Bruce Willis didn't Buy Hard: His girls can't inherit his iTunes
Testy action star flips his wig, may sue Apple
Updated Hollywood actor Bruce Willis could reportedly take Apple to court over a massive digital music library that he wants to pass on to his kids when he dies.
The Die Hard and Armageddon star wants his daughters Rumer, Scout and Tallulah to "own" the digital music he painstakingly downloaded from iTunes, but the current terms of Apple's service restricts such usage because punters, in effect, borrow the tracks under licence from the site rather than owning them.
All of which means that Bruce's digital music collection would be worthless once he carks it.
The Sun reports that Willis, whose digital library presumably includes his 1980s cover hit Under the Boardwalk, had consulted legal advisers about the possibility of setting up a trust that would retain his downloads for the three daughters he had with one-time wife Demi Moore.
The 57-year-old, who is currently appearing in a TV advert for BSkyB to promote "unlimited" broadband downloads, is said to be a fan of making digital rights less stringent for customers.
Perhaps the action hero should have stuck to collecting vinyl LPs ... ®
Willis' wife Emma Heming-Willis has tweeted that The Sun is in error, answering one request for confirmation of her hubby's alleged litigious thoughts with a simple, "it's not a true story." Another participant in that conversation asked, understandably, "Any idea where the rumor came from? Total fantasy? An overheard offhand remark? Samsung?"
Re: Apple Schmapple
Nice ad-hom you've got going there.
Life may be about learning to do things, but software design should definitely be about makig things as easy and intuitive as possible. As a professional software developer, I am frequently appalled by how little these basic principles are followed by some companies.
iTunes is a prima facie example of poor software design; it is not designed to make things easy for the user, it is designed to make certain things hard, such as taking control of your own music collection. This is clearly intentional, and a business-driven decision. Apple can more than afford to employ some developers with a knowledge of user interface design, that iTunes is designed to work the way it does tells us as much about Apple as a company as we need to know, and, to me, is evidence enough that they should be avoided.
Somebody gave me an iPod touch a couple of weeks ago. Fancy thing with a big touch-screen, I was pretty chuffed.
I have a large music library on an external hard drive, I've been working in IT for twelve or so years, so didn't feel intimidated by the idea of copying some mp3 files to it.
After three days of farting about with iTunes I was about ready to throw the thing against the wall.
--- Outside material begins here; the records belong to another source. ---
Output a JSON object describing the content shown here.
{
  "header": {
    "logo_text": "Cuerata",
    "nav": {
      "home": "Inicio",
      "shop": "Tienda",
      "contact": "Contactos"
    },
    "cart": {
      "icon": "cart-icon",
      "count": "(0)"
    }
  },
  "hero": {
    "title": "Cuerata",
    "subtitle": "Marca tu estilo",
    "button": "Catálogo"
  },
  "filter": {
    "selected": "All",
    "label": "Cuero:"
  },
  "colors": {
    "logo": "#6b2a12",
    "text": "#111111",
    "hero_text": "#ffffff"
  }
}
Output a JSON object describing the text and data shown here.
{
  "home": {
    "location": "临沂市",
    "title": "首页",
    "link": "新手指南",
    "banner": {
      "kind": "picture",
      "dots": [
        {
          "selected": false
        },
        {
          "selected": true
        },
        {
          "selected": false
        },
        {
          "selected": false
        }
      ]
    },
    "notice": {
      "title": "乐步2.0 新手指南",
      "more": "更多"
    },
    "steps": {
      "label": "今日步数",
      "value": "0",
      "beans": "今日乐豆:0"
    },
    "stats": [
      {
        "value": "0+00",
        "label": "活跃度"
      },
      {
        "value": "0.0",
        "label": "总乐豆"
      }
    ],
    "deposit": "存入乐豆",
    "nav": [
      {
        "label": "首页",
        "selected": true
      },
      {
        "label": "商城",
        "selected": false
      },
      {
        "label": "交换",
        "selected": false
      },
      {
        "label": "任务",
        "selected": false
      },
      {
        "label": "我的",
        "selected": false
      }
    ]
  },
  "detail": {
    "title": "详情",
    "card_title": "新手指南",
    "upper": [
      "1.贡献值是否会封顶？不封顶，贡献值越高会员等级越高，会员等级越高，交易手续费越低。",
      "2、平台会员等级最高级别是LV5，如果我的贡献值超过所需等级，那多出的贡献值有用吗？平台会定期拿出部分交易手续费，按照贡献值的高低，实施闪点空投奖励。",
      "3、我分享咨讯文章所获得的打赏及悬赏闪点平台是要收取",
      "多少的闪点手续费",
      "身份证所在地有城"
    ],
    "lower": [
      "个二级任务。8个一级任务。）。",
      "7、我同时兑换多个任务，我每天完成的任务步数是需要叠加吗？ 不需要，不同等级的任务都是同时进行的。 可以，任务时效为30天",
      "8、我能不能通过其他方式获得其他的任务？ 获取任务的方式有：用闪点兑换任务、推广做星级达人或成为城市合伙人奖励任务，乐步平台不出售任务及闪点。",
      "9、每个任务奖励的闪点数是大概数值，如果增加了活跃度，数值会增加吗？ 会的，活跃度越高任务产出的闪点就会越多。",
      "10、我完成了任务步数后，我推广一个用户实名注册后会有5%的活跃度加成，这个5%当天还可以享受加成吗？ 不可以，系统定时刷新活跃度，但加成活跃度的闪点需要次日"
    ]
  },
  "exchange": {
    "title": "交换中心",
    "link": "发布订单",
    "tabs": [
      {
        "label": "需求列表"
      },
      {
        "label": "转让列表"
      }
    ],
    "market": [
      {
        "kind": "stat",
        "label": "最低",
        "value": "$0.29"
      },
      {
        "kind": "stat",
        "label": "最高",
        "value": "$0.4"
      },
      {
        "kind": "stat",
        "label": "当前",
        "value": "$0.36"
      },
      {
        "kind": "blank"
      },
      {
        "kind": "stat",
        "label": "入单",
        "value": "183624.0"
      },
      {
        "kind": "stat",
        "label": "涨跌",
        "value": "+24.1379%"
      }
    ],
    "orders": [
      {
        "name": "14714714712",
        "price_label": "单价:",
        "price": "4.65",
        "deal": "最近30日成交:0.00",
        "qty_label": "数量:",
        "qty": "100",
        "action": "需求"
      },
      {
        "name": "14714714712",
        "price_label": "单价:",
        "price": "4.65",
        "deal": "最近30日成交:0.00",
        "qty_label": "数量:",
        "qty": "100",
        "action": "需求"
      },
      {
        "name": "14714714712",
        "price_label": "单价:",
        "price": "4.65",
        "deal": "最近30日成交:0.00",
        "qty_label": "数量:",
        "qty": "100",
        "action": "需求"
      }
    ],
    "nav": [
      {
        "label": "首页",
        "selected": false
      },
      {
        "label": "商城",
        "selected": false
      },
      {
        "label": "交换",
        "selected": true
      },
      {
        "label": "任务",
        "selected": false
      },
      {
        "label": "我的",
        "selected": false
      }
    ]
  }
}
Downvoted: just because you agreed to their license doesn't mean you wave away your rights, if the terms of the license are illegal or unenforceable. *That* is was a court will have to decide, if Bruce manages to get this far.